[[ Information supplied, beginning ]]
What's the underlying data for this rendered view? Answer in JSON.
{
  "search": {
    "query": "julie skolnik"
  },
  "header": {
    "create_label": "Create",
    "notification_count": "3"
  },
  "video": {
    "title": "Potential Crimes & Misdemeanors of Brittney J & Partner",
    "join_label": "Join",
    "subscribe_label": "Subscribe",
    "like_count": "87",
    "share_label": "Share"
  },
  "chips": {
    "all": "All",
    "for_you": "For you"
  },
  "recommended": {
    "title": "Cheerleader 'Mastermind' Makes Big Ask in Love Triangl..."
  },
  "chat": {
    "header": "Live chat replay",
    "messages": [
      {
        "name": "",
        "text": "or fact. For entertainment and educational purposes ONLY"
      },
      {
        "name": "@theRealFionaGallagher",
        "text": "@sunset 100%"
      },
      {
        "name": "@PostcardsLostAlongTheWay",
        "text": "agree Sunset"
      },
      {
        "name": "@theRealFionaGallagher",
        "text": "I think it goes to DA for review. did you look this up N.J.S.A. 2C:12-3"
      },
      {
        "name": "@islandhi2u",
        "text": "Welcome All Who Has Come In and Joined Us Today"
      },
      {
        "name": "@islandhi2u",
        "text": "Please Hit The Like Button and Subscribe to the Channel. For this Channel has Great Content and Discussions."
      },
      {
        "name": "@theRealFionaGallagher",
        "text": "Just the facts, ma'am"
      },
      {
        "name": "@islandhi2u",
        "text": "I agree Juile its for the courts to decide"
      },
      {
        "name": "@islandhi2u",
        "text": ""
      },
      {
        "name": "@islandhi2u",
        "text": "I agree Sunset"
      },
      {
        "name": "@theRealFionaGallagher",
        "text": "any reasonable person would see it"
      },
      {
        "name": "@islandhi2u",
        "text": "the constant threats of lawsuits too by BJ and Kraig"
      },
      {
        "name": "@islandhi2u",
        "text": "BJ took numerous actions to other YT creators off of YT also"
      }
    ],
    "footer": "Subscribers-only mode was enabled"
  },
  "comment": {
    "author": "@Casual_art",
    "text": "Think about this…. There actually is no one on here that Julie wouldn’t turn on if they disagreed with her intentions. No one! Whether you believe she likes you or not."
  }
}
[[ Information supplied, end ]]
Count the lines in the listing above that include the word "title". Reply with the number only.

2